So begins the preface by Alice Walker. It is indeed a most interesting theological journey on which Ms. Walker takes her protagonist, Celie, as she begins writing to God at age 14. Set in Georgia in the 1930s, Celie is the eldest child in a poor black family, her mammy is ill, and her father begins sexually abusing her. By the 2nd letter, her mammy is dead, and she is pregnant. This is not a pretty story but it is a thoroughly intriguing one; a story about courage and strength, relationships and estrangements, family and not family. It is the story about a connection so strong it can survive torment and hatred, distance and death. It is the story of coming to grips with who God may be and how He connects with people.
This whole story is told through letters. In the beginning, Celie writes about her life to God, partly to practice her writing since her father won't let her go to school any more as she is with child. She does her best to protect her younger sister, Nettie, from her father but when Mr. ______ , comes courting Nettie, her father refuses to let him have her; he insists Mr. ______ take Celie instead. She has borne 2 children, a boy and a girl, and both of them have disappeared. Mr. ______ treats Celie no better than her father did -- he beats her, plus she has all his children from his first wife to take care of, as well as the work in the fields to do. When Nettie tries to escape her father by coming to Celie, Mr.Read more ›
In my opinion, the plot of the story is well done because you feel the anger that Celie is going through. The story begins very abruptly with all the struggles Celie is faced with, like the abuse by her father and the death of her mother. The story begins with her father saying, "You better not tell nobody but God. It'd kill you mammy." (pg 1. line 1). She is also forced to marry a man she hates and she is very angry with her life, until her husband's lover, Shug Avery, comes to live with them, then things begin to change. Shug teaches Celie how to love and how to speak for herself. I love the way Shug and Celie's relationship develops throughout the book. They grow to love each other and care for each. This allows Celie to feel more respected.
The book is written in a letter formation. The book starts out with Celie writing to God and then she begins to converse with her sister, Nettie. When Celie was talking to God, she was in need of someone to talk to. Then she talked to Nettie about her life and what is happening in it. I love the letter formation because it allows the reader to get a bigger perspective of the characters and a wider view of the story. When Celie is writing to God you can really understand how she is feeling and what she is thinking. You get to see the characters through their eyes and not someone else's eyes.Read more ›
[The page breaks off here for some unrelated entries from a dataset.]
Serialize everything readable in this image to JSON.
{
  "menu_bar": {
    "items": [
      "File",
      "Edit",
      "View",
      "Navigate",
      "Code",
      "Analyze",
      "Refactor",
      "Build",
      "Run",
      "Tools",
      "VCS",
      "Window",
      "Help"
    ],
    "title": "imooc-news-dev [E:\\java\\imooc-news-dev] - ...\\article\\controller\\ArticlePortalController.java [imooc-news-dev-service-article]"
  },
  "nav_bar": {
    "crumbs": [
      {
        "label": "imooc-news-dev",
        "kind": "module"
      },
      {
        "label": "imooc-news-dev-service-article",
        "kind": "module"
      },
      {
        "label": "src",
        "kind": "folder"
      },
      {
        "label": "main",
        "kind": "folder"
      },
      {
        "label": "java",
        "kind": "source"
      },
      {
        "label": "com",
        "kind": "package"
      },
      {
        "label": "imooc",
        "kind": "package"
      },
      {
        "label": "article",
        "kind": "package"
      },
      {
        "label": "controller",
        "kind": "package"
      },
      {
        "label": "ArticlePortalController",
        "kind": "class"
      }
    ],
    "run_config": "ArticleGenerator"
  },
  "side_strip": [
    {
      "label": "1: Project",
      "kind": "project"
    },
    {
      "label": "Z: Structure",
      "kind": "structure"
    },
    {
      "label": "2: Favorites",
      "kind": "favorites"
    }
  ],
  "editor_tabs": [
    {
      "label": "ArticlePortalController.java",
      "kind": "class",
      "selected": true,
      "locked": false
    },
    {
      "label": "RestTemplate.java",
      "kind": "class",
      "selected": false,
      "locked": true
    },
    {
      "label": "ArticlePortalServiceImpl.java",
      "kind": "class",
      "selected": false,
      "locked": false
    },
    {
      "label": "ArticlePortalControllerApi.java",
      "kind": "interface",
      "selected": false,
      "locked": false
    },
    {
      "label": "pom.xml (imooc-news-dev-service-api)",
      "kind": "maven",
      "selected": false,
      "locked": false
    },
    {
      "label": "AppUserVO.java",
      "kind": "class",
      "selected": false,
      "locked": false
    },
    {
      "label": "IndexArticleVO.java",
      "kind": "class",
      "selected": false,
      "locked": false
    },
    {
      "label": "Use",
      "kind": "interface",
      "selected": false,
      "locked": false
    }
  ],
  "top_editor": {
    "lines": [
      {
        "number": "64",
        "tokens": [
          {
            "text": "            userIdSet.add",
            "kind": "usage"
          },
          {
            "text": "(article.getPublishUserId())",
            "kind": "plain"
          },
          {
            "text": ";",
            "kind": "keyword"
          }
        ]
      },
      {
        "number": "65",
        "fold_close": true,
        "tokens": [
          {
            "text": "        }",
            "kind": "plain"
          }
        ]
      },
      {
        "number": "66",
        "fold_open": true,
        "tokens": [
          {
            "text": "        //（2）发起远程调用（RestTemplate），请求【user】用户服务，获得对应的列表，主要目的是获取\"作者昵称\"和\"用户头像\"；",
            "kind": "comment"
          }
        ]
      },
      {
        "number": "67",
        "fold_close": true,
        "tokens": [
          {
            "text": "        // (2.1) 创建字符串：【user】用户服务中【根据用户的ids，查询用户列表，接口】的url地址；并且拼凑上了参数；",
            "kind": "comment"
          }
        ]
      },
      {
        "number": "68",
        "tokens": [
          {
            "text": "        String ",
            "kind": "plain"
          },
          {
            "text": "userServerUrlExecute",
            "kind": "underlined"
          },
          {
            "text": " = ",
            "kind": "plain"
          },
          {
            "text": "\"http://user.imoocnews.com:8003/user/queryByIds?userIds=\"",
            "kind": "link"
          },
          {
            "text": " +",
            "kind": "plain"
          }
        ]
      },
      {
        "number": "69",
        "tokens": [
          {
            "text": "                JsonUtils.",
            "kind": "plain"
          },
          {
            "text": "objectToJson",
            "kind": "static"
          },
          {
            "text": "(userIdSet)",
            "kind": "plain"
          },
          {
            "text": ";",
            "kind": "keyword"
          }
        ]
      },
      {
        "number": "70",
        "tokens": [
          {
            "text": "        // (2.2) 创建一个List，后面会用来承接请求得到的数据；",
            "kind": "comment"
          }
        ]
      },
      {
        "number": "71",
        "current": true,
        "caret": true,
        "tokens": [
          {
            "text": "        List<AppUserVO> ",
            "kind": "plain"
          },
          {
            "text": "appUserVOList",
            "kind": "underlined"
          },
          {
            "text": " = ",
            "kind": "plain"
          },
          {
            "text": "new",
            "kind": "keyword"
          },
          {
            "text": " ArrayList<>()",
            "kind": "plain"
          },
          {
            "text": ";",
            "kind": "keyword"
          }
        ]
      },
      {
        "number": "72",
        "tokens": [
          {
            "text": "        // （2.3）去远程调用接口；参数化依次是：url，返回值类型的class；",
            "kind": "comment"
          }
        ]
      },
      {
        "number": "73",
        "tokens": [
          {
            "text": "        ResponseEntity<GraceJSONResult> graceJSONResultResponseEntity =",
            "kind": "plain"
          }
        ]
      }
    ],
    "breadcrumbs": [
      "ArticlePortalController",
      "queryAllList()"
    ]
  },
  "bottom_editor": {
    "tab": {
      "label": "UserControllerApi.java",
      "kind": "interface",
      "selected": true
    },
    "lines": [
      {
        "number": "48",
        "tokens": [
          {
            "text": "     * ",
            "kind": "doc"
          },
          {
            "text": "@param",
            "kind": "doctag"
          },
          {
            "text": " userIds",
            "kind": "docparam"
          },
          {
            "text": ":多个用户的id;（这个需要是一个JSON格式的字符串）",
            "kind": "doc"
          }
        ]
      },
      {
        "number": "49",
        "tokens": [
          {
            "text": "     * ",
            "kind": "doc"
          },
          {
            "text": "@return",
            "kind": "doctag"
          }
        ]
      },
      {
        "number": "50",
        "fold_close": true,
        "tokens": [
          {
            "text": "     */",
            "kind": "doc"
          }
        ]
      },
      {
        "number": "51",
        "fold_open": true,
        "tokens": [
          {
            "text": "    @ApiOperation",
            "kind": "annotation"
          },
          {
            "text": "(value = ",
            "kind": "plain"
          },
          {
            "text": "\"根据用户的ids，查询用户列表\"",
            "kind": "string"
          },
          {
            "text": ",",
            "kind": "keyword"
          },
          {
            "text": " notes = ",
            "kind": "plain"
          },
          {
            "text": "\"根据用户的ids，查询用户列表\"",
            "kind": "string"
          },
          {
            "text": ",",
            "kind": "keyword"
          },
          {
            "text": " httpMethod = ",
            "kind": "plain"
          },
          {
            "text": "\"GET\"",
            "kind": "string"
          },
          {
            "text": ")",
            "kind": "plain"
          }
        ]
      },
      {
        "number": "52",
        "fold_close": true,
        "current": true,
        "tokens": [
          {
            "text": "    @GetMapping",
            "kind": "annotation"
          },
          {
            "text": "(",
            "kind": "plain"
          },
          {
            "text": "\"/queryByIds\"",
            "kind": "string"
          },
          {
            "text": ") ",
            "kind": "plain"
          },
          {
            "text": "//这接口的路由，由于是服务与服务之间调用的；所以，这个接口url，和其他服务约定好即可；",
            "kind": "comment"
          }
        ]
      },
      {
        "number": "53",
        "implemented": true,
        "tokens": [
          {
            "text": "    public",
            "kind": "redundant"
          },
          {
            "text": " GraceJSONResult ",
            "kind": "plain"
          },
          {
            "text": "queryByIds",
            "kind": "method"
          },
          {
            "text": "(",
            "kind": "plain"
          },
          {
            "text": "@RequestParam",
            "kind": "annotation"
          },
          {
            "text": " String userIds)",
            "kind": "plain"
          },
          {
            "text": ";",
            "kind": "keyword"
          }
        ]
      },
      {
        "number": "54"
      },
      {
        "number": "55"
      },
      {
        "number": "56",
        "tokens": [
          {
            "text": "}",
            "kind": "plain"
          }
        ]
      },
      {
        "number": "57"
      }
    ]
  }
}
Most recent customer reviews
Enthralling and full of charm; this novel is literature at its best.Published 10 months ago by Lawrence West
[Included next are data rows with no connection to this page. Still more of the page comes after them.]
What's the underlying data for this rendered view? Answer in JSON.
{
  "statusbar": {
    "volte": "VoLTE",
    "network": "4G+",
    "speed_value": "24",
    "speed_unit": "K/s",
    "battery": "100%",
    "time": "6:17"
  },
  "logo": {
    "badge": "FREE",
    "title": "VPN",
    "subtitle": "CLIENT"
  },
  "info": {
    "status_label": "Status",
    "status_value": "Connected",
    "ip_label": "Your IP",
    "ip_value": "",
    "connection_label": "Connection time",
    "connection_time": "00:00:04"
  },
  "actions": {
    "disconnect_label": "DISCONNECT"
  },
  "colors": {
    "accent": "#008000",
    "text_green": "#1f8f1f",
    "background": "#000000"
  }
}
Weird. Do not like that I have to review books unnecessarily. It is a waste of my time and effort.Published 11 months ago by Irene Gareau
Saw the movie in high school, read the book and promised to purchase my own copy. Received a copy that was lost years after in our many moves. Now I have you again old friend. Read morePublished 17 months ago by Allison Ferguson
This is a story told in diary form (actually letters, many to God) of the life of a young girl who has suffered and continues to suffer abuse and from the effects of... Read morePublished 17 months ago by Amazon Customer